DIRECTIONS – Count the lines in the data below where the string "enabled" occurs, please, and give the number alone.

DATA EXTRACTS –
++++++++

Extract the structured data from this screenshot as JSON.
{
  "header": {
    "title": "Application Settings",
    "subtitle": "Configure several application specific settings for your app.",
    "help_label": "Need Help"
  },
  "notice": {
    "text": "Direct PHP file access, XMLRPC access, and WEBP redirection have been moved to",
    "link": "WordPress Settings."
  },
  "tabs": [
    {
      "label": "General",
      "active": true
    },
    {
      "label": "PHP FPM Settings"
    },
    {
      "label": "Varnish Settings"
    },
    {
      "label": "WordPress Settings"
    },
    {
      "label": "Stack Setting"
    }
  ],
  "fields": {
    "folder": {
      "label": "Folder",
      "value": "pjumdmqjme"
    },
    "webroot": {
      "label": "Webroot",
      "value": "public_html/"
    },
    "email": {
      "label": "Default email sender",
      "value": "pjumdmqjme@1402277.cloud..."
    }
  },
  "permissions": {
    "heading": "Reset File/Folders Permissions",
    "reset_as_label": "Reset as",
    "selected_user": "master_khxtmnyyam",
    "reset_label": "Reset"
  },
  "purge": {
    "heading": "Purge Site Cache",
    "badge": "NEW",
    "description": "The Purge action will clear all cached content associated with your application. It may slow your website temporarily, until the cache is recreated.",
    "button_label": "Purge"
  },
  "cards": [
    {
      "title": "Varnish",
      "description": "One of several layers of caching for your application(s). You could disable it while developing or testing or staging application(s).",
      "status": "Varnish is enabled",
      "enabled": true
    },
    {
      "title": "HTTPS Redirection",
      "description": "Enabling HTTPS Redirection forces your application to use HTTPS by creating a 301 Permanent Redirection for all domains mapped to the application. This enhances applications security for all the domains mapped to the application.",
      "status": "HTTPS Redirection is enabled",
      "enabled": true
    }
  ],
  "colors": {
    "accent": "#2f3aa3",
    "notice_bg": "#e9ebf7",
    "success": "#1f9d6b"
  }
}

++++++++

ANSWER SPACE – 4